## EXERCISE GOAL
Wherever "icon" appears in a line of the records below, count that line, and report only the number.
---------- LISTED ENTRIES
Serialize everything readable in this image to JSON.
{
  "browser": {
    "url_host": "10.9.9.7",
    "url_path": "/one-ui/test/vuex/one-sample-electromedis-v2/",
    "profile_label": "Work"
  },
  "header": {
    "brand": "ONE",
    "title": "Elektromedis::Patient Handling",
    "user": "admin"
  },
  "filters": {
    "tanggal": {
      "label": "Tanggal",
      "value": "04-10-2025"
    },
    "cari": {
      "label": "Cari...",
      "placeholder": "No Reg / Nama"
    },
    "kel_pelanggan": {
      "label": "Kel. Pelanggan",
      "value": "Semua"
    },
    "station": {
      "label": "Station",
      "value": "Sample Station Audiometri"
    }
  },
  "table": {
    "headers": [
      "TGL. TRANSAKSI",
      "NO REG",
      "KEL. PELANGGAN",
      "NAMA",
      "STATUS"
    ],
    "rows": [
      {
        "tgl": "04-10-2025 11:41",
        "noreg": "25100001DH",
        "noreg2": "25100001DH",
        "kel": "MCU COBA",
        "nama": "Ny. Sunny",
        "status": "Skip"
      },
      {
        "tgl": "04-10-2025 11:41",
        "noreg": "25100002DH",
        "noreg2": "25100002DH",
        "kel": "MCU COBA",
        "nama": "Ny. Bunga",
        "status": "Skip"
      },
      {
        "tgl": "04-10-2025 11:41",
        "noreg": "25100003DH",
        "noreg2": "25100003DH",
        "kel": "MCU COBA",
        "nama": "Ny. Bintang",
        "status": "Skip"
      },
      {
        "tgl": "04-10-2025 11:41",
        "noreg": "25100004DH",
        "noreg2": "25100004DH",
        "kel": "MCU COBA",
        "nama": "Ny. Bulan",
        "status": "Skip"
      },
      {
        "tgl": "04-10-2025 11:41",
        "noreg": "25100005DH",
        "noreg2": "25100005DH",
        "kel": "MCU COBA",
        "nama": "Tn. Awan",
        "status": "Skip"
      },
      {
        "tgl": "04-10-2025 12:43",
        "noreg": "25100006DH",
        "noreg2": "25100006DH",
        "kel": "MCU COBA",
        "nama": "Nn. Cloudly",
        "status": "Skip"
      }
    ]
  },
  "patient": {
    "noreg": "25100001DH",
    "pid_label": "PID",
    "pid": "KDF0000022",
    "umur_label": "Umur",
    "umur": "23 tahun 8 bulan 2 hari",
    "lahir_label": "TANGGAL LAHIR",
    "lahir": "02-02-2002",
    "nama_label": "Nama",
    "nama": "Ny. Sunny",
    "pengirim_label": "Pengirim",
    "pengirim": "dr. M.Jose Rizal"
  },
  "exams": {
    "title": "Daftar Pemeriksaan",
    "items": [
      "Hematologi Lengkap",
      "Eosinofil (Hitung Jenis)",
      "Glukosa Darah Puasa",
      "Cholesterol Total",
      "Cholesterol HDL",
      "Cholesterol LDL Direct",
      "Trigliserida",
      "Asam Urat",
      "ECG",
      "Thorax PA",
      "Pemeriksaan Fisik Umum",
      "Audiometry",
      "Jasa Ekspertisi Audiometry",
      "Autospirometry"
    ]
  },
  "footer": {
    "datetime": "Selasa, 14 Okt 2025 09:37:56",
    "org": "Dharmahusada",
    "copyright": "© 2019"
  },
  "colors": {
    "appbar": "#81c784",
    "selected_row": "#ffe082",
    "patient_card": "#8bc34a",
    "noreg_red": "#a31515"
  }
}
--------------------
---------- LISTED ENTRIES
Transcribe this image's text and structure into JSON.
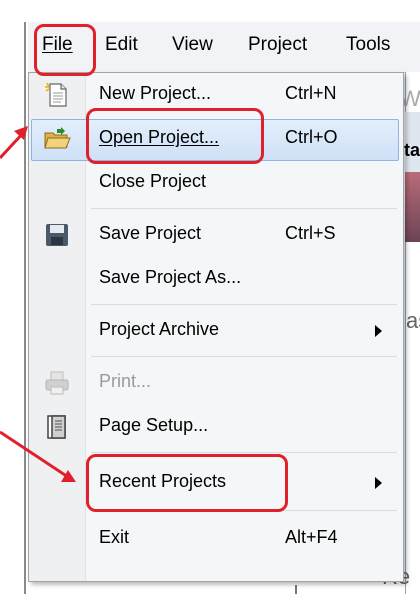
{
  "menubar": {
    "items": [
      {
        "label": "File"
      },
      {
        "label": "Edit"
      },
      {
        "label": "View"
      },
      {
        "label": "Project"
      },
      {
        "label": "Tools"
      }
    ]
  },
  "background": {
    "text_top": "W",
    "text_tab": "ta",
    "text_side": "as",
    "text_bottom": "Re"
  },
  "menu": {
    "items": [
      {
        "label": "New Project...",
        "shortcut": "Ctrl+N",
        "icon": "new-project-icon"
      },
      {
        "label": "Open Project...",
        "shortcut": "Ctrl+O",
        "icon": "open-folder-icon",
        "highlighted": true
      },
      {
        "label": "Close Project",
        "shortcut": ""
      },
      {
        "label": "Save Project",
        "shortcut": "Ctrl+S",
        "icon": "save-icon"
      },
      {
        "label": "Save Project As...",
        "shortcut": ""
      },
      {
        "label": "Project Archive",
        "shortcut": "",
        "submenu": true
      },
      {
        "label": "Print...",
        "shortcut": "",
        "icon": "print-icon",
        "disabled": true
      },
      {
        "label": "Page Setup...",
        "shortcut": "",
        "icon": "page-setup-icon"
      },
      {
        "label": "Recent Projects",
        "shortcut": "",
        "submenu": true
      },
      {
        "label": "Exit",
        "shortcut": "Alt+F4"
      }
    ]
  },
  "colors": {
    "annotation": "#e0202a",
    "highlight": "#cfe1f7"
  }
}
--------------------
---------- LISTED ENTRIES
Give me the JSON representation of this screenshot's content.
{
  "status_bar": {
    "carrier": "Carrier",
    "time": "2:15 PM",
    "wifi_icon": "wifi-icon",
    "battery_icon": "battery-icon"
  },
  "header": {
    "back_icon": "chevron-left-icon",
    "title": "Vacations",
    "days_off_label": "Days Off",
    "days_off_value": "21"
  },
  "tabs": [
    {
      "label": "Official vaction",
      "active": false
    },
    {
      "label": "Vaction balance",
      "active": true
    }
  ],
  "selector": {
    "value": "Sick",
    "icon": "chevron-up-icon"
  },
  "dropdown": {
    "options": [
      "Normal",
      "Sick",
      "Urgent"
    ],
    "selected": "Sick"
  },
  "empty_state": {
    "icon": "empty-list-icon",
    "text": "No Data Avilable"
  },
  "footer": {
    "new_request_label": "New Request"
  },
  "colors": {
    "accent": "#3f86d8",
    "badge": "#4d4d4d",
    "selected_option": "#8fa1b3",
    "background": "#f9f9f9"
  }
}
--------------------
## REPLY
10